London could face extreme weather in the coming weeks as the Met Office warns that a one-in-250-year event is underway.

It comes as the forecasters share that they've recorded three Sudden Stratospheric Warming (SSW) events over winter.

As the Met Office added the "likelihood of having three SSW events in one winter period is just a one in 250-year chance."

Records of SSW events go back to the 1950s, with records showing that there are typically just one SSW every two extended winters.

But, now the Met Office is suggesting that for the first time on record, a three SSW event could take place in the coming weeks.

London weather could face SSW event, Met Office warns

Professor Adam Scaife, Head of Long-Range Forecasting at the Met Office, said: “Although we have not seen it before, we recently documented the chances of an unprecedented three SSW events happening in one winter. 

"Our research work, using multiple computer simulations, showed that this could occur about once in every 250 winters.”

The Met Office also shared how rare an SSW event is during an El Niño which takes place when there is an unusual amount of warming of surface waters in the easter Pacific Ocean.

Professor Scaife added, “Although this is very rare, we also found that the chance of multiple SSW events is increased during El Niño and so the chance of multiple events this winter is raised.”

What is a Sudden Stratospheric Warming (SSW) event?

According to the Met Office, an SSW event is a "disruption of the normal westerly airflow 10 to 50 km above the earth."

Adding: "This often makes the jet stream meander more, which can lead to the development of a large area of high pressure over northern Europe at the Earth’s surface.

"This can ‘block’ the Atlantic low-pressure systems which are responsible for the relatively mild, wet and windy weather that often occurs in UK winters.

"This blocking pattern increases the chance of cold, dry weather in the UK and mild, wet and windy conditions for southern Europe."

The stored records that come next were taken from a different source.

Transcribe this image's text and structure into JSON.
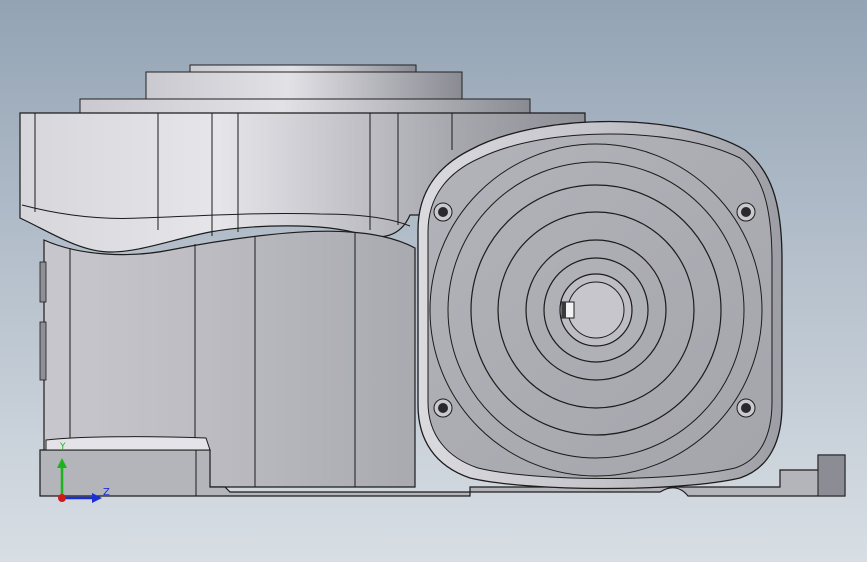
{
  "viewport": {
    "background_top": "#93a3b4",
    "background_bottom": "#d8dee4"
  },
  "model": {
    "body_color": "#b9b9bf",
    "edge_color": "#1c1c1c"
  },
  "triad": {
    "y_label": "Y",
    "z_label": "Z",
    "y_color": "#1bb51b",
    "z_color": "#1a2fd6",
    "x_color": "#d01818"
  }
}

The Met Office does add that an SSW may not mean bad or cold weather, explaining: "However, the impacts of an SSW do not always equate to cold weather, for example, we have only seen intermittent drops in temperature around the two SSW events early this winter and typically around 70% of events are associated with a cold snap."